:: ABOUT THIS EXERCISE ::
Scan the records for the string "Ayden"; copy each line where it occurs.

---*---

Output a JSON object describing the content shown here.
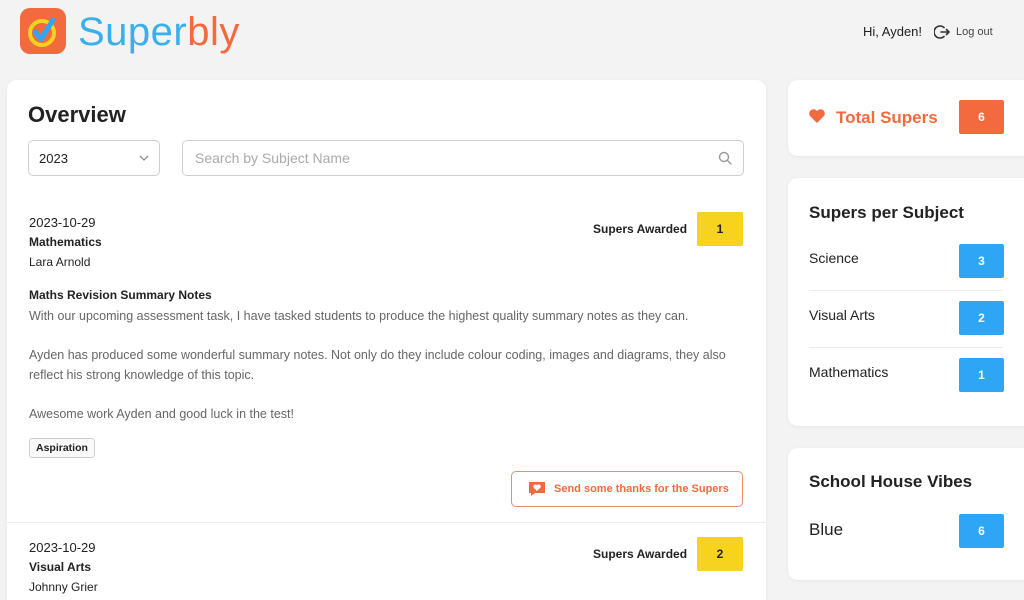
{
  "header": {
    "logo_text_part1": "Super",
    "logo_text_part2": "bly",
    "greeting": "Hi, Ayden!",
    "logout_label": "Log out"
  },
  "overview": {
    "title": "Overview",
    "year_select": {
      "selected": "2023"
    },
    "search": {
      "placeholder": "Search by Subject Name",
      "value": ""
    },
    "supers_awarded_label": "Supers Awarded",
    "entries": [
      {
        "date": "2023-10-29",
        "subject": "Mathematics",
        "teacher": "Lara Arnold",
        "supers": "1",
        "note_title": "Maths Revision Summary Notes",
        "note_paragraphs": [
          "With our upcoming assessment task, I have tasked students to produce the highest quality summary notes as they can.",
          "Ayden has produced some wonderful summary notes. Not only do they include colour coding, images and diagrams, they also reflect his strong knowledge of this topic.",
          "Awesome work Ayden and good luck in the test!"
        ],
        "tag": "Aspiration",
        "thanks_label": "Send some thanks for the Supers"
      },
      {
        "date": "2023-10-29",
        "subject": "Visual Arts",
        "teacher": "Johnny Grier",
        "supers": "2"
      }
    ]
  },
  "total_supers": {
    "label": "Total Supers",
    "value": "6"
  },
  "supers_per_subject": {
    "title": "Supers per Subject",
    "rows": [
      {
        "name": "Science",
        "count": "3"
      },
      {
        "name": "Visual Arts",
        "count": "2"
      },
      {
        "name": "Mathematics",
        "count": "1"
      }
    ]
  },
  "house": {
    "title": "School House Vibes",
    "name": "Blue",
    "value": "6"
  },
  "colors": {
    "brand_orange": "#f26a3d",
    "brand_blue": "#3ab0ea",
    "badge_yellow": "#f7d21e",
    "badge_blue": "#2ea6f5"
  }
}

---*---

:: PROBLEM SOLUTION ::
    "greeting": "Hi, Ayden!",
          "Ayden has produced some wonderful summary notes. Not only do they include colour coding, images and diagrams, they also reflect his strong knowledge of this topic.",
          "Awesome work Ayden and good luck in the test!"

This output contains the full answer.